In 2010, after attending Berklee on a full scholarship for performance and education, Nasser moved to New York City. Restive Soul is the result of all of his life experience, including being "borderline obsessed with "traditional" uses of counterpoint, form, and large-scale harmonic progression" while at Berklee. He further states that he wanted to make the quintet "sound like an orchestra" rather than just one blowing solo after another.

Nasser's music most definitely shows his cerebral side in that it rarely swings in the "normal" sense with the group grooving all together at the same time; rather, different players sync up briefly at different times. The melodic lines have many large intervals and exposed dissonances, shifting meters constantly displace the feel of the beat, and most importantly, phrase lengths are highly irregular most of the time.

This complexity, however, does not suppress the ability of the music to tell a story. Each tune has its own vibe, with most registering on the "cool," and darker side, rather than the ecstatic (i.e. "hot") and brighter side. It is definitely late night music.

One point that must be made: each musician's work must be approached on its own terms, and not rejected or criticized because of what it is not. Nasser's music is highly emotional but filtered through a compositional style which does not hide its intellectual roots.

The band itself is very tight and keeps all wheels on the road with aplomb -they sound like a group and not a collection of soloists. Each track is carefully constructed while not sounding "composed" and each band member can be heard to operate within these compositional guidelines and yet sound spontaneous from moment to moment. Guitarist Jeff Miles (Nasser's roommate at Berklee) stands out for his overdriven guitar sound and many lines which act as a foil for Nasser's understatement.

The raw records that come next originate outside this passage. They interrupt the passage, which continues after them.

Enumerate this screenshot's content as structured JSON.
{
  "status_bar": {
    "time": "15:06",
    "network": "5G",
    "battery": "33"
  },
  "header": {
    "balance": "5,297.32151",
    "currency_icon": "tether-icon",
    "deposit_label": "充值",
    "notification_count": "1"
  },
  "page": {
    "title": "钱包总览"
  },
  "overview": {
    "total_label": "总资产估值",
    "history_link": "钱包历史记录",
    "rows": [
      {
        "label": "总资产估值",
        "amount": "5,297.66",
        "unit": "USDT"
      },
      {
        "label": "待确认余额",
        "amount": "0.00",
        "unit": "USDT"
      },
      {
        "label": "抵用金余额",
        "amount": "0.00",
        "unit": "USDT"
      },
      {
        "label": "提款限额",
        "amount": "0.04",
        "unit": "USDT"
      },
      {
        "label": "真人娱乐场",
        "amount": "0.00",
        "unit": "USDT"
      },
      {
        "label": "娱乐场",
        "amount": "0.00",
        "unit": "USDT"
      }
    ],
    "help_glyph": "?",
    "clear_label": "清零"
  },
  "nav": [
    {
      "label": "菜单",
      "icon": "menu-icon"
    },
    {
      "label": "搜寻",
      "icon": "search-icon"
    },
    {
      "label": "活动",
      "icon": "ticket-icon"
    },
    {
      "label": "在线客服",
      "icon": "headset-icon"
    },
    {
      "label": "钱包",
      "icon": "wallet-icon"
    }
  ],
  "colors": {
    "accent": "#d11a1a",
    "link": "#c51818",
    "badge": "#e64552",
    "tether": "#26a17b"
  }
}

Those who know Loren Stillman's work might hear some things in common with Nasser as far as his sound goes (kind of hollow with soft edges) and his very slow vibrato. How the construction of his lines makes their progress seem inevitable also echoes Stillman. However, Nasser says that while he knows of Stillman, he never consciously sought to emulate him.

In the end, the most telling thing about this music is that it bears repeated listens and exposes more of itself each time. The music is very satisfying if one just lets it flow.

Restive Soul is an impressive debut, and we will most definitely be hearing more from Nasser, his music and his band in the future.

Track Listing: For Rick B; Angelique; Restive Soul; Shadow Army; Gyorgi Goose; Radiator Lady; Trip to Lester's; Whitestone; Ecstatic Repose; Rise.

Personnel: Kyle Nasser: tenor and soprano saxophones; Jeff Miles: gutar; Dov Manski: piano; Chris Van Voorst: bass; Devin Drobka: drums.

Title: Restive Soul | Year Released: 2015 | Record Label: Self Produced

Tags

comments powered by Disqus

Shop for Music

Start your music shopping from All About Jazz and you'll support us in the process. Learn how.

Upcoming Shows

Date Detail Price
Apr27Sat
Fresh Takes on Jazz Composition with Kyle Nasser
Rendon Hall
Berkeley, CA
$40-55
Apr28Sun
Kyle Nasser Group
Chez Hanny
San Francisco, CA
$25

Related Articles

Read New Jazz Standards, Vol. 4 Album Reviews
New Jazz Standards, Vol. 4
By Dan Bilawsky
April 24, 2019
Read Open Form For Society Album Reviews
Open Form For Society
By Mark Corroto
April 24, 2019
Read Yes Album Reviews
Yes
By John Sharpe
April 24, 2019
Read Avec le temps Album Reviews
Avec le temps
By Mark Sullivan
April 23, 2019
Read Snaketime: The Music Of Moondog Album Reviews
Snaketime: The Music Of Moondog
By Mark Corroto
April 23, 2019
Read Requiem for a New York Slice Album Reviews
Requiem for a New York Slice
By Mark Corroto
April 23, 2019
Read Trion Album Reviews
Trion
By Dan McClenaghan
April 22, 2019